Analysis: Population ageing: the timebomb that isn't?
The extent, speed, and effect of population ageing have all been exaggerated and we should not assume that it will strain health and social care systems, argue researchers on bmj.com today.
Jeroen Spijker and John MacInnes from the University of Edinburgh say the standard indicator of population ageing – the old age dependency ratio – does not take proper account of falling mortality, and that the numbers of dependent older people in the UK and other countries have actually been falling in recent years.
Population ageing is a concern in all developed countries. For the first time, there are now more people over the age of 65 in the UK than there are children under 15 years.
This has worried policy makers because for every worker paying tax and national insurance there are more older citizens, who make greater demands on social insurance, health, and welfare systems and have increasing morbidity and disability.
The standard indicator of population ageing is the old age dependency ratio (OADR). It takes the number of people who have reached the state pension age and divides it by the number of working age (16-64 years) adults to estimate the proportion of older people relative to those who pay for them.

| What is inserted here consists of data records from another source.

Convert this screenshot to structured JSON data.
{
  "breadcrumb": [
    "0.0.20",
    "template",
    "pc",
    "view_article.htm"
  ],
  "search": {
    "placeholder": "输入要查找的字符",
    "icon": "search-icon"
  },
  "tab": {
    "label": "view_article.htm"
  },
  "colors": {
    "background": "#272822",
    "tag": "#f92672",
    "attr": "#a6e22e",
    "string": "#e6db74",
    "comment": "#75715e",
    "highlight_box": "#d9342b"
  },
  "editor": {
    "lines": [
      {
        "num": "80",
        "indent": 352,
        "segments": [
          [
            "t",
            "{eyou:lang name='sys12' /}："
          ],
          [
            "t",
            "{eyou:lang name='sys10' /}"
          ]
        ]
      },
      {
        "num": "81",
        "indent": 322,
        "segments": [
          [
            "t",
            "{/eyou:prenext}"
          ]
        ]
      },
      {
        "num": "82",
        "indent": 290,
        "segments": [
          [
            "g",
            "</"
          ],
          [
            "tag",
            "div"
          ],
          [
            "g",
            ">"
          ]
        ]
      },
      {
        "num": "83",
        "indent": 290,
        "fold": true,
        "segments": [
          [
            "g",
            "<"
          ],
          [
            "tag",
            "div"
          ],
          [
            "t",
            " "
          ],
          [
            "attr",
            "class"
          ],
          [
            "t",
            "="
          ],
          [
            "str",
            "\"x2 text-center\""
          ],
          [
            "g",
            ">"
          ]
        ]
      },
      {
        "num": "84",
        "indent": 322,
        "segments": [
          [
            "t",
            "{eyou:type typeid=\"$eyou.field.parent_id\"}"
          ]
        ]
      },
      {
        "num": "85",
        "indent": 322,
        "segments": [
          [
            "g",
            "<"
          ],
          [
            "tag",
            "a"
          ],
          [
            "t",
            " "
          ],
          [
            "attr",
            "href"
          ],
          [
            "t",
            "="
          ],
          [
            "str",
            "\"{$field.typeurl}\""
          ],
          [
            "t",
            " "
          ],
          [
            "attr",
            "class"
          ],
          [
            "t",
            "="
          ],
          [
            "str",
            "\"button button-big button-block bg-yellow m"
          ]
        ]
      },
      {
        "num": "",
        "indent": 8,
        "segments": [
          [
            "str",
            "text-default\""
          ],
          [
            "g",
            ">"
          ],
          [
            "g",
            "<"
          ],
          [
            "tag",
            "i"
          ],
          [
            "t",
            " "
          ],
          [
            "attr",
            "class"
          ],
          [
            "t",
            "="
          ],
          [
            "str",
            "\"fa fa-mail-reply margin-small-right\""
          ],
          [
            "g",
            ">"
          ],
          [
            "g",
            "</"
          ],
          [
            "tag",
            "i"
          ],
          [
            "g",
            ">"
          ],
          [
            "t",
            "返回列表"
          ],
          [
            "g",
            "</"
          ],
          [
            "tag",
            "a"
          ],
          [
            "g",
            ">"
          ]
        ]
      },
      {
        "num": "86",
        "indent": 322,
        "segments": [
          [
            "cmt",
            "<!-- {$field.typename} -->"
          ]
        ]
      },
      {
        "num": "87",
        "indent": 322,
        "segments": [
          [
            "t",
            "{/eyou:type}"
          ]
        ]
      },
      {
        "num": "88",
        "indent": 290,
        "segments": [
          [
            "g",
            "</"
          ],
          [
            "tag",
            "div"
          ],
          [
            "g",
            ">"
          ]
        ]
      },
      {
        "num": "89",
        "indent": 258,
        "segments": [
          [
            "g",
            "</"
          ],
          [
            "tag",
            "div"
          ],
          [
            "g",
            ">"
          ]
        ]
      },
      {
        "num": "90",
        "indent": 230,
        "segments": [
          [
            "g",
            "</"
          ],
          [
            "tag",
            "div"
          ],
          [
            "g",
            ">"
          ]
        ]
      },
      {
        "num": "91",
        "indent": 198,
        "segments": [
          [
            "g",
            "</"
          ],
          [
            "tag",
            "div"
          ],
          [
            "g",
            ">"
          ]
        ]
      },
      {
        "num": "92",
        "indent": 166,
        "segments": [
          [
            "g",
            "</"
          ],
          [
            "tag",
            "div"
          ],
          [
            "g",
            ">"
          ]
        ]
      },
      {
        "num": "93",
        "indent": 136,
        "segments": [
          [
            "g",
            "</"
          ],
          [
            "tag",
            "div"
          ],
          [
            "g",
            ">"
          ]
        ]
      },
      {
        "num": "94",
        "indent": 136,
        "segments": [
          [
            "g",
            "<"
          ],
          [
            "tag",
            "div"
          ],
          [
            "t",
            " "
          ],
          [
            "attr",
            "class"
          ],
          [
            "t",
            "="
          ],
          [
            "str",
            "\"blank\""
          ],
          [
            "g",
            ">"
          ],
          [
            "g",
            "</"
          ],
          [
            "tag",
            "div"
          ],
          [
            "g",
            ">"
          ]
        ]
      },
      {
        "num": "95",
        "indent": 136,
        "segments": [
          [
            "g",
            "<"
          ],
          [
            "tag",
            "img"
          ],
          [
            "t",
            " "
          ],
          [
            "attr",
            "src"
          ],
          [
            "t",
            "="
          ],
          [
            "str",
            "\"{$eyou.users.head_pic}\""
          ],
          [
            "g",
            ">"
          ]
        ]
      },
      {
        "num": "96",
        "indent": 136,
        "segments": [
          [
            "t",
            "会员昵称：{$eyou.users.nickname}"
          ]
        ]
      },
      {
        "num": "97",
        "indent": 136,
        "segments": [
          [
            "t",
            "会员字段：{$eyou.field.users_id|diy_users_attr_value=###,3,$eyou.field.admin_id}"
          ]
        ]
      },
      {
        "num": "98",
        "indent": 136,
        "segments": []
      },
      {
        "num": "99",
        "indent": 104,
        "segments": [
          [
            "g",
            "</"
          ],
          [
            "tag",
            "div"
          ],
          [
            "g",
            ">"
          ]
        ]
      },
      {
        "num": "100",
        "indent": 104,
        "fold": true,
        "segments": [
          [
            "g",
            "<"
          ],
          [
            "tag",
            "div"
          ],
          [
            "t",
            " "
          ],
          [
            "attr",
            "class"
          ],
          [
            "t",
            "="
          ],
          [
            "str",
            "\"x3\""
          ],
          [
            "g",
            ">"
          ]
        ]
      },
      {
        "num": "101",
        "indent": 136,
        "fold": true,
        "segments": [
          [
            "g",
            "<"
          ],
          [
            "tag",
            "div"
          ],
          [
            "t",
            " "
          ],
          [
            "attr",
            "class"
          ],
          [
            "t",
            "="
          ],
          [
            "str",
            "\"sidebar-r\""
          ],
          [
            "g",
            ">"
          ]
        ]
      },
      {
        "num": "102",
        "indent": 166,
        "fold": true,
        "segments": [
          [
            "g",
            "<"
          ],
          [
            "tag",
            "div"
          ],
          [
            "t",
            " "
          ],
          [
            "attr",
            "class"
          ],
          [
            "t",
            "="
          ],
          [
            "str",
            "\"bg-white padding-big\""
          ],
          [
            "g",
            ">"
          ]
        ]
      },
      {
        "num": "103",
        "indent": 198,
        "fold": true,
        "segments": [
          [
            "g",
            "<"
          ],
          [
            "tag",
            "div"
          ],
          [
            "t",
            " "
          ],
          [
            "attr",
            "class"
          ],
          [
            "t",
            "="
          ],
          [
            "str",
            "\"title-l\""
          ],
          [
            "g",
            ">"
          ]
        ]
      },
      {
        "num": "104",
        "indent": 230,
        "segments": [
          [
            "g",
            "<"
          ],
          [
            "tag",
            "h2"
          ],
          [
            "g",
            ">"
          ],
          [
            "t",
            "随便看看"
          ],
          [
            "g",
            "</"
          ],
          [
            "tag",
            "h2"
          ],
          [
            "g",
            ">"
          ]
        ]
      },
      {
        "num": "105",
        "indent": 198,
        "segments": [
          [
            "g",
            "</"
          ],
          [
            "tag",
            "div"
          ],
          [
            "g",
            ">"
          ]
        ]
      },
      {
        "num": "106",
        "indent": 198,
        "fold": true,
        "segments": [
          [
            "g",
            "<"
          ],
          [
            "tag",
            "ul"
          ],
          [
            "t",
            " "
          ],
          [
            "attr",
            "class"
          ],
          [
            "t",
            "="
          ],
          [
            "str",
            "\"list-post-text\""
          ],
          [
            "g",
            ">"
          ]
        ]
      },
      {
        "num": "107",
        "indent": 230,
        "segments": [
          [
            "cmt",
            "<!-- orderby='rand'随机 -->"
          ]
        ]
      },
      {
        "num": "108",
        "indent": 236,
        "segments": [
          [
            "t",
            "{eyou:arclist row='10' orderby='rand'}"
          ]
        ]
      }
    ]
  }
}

It defines all people above the statutory pension age as dependent, regardless of their economic, social, or medical circumstances. This, say the authors, overlooks the fact that rising life expectancy makes these older people "younger," healthier, and fitter than their peers in earlier cohorts.
For example, in 1900 average life expectancy for a 65 year old woman in England and Wales was 11 years. Today she could expect to live another 21 years (10 and 18 years respectively for men).
This is crucial, they say, because many behaviours and attitudes (including those related to health) are more strongly linked to remaining life expectancy than to age.
The OADR also assumes that everyone of working age actually works. But data show that in Britain, there are more dependents of working age (9.5 million) than there are older people who do not work. Using age to define the working population thus makes little sense, add the authors.
So they calculated an alternative measure – the real elderly dependency ratio – based on the sum of men and women with a remaining life expectancy of up to 15 years divided by the number of people in employment, irrespective of age.
When they used this measure, they found that old age dependency in the UK has fallen by one third over the past four decades – and is likely to stabilise close to its current level. The measure shows similar falls in many other countries.
"The different story of population ageing told by our real elderly dependency ratio has several important implications for health policy and clinical practice," say the authors. "Our calculations show that over the past four decades the population, far from ageing, has in fact been getting younger, with increasing numbers of people in work for every older person or child."
They accept that demand for services will rise but will "continue to be driven by other factors, chiefly progress in medical knowledge and technology, but also the increasing complexity of comorbid age related conditions."
And they conclude: "The capacity of healthcare systems to cope with increasing longevity will depend on the changing relationship between morbidity and remaining life expectancy and, in particular, the effect of education."